We are at the beginning of this project.ﾠ The major challenge we shall address is institutional resistance to change that requires transcending departmental boundaries.
Bucciarelli, L.L., & Drew, D.E, ﾓLiberal Studies in Engineering ﾖ A Design Planﾔ, Engineering Studies, on line at https://www.tandfonline.com/doi/full/10.1080/19378629.2015.1077253 to appear in print, fall, 2015.

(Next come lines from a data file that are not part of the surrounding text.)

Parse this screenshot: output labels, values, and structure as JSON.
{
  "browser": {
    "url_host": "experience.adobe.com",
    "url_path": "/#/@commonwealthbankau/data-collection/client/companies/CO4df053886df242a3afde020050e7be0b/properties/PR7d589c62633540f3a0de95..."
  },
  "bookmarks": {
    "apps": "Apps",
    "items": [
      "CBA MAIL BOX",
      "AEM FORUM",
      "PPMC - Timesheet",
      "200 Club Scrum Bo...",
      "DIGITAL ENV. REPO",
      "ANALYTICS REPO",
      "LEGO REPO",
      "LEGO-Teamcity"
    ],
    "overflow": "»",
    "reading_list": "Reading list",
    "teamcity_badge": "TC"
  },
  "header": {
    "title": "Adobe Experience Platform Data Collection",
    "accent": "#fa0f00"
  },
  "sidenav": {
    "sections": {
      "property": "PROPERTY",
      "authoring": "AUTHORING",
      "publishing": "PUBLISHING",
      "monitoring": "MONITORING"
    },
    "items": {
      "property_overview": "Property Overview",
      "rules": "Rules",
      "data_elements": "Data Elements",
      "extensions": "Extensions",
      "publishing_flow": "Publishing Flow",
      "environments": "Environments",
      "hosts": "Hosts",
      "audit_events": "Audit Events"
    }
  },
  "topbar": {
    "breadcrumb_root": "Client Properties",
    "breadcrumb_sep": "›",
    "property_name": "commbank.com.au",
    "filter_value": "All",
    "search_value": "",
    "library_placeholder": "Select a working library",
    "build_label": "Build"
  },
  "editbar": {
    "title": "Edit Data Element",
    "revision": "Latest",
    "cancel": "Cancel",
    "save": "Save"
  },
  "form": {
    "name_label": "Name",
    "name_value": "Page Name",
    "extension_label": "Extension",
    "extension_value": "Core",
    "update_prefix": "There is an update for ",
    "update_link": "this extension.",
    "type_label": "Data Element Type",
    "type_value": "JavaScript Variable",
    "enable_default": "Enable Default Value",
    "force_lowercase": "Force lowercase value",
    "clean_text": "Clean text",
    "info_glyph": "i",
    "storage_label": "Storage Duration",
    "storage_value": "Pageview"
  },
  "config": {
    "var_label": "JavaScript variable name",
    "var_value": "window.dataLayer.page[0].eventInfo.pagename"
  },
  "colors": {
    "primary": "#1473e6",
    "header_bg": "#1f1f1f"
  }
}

Bucciarelli, L.L., & Drew, D.E., ﾓOn MOOCsﾔ, The Bridge, NAE, vol. 45, no.3. On line at https://www.nae.edu/Publications/Bridge/142833/145205.aspx